» **Task brief**
Below are the entries; return every line among them that holds the word "Rohrkennlinie".

» **Study material**
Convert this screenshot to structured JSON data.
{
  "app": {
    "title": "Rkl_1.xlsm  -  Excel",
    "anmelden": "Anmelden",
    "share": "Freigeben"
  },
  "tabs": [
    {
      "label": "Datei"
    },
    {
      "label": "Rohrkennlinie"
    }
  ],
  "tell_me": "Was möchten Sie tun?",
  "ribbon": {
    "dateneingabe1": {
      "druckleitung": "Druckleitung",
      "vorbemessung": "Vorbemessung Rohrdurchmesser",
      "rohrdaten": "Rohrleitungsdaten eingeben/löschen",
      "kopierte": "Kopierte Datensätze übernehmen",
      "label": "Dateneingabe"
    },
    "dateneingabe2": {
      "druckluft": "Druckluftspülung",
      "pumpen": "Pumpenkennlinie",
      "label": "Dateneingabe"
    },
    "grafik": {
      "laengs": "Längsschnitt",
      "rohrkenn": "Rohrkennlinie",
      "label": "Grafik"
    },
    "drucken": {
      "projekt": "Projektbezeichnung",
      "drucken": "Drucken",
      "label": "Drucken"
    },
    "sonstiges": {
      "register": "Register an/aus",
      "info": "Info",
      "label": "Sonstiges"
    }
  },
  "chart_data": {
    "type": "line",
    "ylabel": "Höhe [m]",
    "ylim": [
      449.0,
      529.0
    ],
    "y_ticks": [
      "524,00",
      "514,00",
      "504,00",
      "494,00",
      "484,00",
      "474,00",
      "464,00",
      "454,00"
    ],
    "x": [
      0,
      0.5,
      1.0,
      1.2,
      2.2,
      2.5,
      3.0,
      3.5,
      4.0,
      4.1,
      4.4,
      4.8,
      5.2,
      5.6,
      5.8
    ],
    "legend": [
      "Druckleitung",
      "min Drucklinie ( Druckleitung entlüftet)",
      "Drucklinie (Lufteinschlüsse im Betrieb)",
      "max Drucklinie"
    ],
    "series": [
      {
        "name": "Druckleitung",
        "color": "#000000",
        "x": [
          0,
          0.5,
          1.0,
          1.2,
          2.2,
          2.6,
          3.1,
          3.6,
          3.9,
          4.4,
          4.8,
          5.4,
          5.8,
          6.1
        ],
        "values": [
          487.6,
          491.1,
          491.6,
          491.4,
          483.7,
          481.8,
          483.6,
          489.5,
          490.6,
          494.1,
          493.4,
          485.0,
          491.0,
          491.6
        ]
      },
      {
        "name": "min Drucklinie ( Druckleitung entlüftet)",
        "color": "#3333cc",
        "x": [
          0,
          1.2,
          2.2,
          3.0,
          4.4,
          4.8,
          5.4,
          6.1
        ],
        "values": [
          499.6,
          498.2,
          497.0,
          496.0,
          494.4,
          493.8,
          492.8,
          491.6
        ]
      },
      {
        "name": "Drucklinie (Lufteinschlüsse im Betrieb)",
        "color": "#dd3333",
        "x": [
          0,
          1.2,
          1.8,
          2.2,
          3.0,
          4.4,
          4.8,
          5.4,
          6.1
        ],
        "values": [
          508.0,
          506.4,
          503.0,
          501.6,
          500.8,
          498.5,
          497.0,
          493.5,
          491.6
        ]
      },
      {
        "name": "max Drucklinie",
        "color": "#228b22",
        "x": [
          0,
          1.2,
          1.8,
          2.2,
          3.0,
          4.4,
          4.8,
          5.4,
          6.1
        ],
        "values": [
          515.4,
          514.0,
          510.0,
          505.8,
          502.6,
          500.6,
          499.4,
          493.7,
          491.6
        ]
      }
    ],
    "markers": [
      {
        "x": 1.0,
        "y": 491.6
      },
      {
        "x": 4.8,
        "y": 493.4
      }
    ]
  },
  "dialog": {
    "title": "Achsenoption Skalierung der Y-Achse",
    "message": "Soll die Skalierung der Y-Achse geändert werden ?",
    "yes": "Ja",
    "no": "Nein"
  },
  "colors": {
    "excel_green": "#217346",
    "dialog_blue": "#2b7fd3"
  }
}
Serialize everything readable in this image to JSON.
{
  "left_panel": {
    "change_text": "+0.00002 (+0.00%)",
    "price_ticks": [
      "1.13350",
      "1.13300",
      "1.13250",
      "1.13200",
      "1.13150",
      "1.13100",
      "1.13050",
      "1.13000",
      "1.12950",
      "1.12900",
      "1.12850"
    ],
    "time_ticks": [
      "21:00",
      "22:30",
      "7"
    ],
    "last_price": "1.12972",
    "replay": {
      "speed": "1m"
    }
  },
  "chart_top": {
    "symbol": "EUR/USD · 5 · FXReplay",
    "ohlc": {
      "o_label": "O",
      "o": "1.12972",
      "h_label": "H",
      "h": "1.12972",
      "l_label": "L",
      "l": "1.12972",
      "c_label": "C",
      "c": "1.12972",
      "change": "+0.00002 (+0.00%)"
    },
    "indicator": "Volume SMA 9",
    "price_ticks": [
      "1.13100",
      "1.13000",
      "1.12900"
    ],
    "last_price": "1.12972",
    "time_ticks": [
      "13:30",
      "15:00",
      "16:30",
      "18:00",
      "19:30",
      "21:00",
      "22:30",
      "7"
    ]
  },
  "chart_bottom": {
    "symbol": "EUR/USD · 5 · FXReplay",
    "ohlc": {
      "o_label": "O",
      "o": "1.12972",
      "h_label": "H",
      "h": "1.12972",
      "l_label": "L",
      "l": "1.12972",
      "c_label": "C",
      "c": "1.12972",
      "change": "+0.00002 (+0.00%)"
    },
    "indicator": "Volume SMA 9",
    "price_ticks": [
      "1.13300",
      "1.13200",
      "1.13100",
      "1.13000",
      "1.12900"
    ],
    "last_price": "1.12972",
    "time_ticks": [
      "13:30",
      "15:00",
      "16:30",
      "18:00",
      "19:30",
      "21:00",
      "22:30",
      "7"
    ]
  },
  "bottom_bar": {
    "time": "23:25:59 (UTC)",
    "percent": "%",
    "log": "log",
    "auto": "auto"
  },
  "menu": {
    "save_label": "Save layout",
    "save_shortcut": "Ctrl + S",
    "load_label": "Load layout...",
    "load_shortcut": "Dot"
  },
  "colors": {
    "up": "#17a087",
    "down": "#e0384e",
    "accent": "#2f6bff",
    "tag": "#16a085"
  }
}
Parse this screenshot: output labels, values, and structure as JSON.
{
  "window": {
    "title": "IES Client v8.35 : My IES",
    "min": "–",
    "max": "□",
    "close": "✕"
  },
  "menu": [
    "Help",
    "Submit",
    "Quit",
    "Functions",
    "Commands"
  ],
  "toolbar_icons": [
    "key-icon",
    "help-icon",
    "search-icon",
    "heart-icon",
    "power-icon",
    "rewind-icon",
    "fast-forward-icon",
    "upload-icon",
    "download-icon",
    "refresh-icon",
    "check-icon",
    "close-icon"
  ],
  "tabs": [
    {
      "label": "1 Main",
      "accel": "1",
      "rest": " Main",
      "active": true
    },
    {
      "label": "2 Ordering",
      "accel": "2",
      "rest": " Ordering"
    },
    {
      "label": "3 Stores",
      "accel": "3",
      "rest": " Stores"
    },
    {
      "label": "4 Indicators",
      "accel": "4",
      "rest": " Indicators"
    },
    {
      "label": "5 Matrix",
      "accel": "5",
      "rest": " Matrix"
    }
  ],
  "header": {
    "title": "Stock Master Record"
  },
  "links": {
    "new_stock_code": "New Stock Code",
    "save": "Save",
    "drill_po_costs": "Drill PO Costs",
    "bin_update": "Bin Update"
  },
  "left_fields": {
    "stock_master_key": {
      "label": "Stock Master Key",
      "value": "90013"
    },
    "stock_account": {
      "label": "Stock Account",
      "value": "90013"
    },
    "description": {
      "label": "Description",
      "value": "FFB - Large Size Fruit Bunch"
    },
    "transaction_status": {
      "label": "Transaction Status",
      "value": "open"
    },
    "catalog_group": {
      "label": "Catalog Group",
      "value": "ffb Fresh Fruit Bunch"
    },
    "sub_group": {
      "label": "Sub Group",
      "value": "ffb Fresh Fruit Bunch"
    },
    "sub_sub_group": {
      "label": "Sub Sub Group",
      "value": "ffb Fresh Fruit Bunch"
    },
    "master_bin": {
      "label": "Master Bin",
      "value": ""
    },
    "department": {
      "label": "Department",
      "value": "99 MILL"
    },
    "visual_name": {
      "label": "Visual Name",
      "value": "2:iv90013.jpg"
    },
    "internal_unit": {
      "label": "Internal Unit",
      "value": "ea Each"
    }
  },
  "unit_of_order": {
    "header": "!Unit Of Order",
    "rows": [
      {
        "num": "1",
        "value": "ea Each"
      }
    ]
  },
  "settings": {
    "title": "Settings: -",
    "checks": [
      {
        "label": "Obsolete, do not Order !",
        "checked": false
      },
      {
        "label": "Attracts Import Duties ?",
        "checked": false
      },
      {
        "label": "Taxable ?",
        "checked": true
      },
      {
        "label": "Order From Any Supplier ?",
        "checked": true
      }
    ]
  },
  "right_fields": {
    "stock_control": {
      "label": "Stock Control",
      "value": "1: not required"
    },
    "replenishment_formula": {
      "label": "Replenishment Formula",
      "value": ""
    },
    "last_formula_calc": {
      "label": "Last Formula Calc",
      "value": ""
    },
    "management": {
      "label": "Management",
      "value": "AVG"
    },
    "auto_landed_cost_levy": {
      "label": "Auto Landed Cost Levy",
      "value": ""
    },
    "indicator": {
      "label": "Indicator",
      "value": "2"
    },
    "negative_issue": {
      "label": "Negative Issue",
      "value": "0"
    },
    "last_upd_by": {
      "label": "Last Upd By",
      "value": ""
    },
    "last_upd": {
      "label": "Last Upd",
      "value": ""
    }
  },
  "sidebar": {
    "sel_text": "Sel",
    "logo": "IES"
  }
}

» **Task solution**
      "label": "Rohrkennlinie"
      "rohrkenn": "Rohrkennlinie",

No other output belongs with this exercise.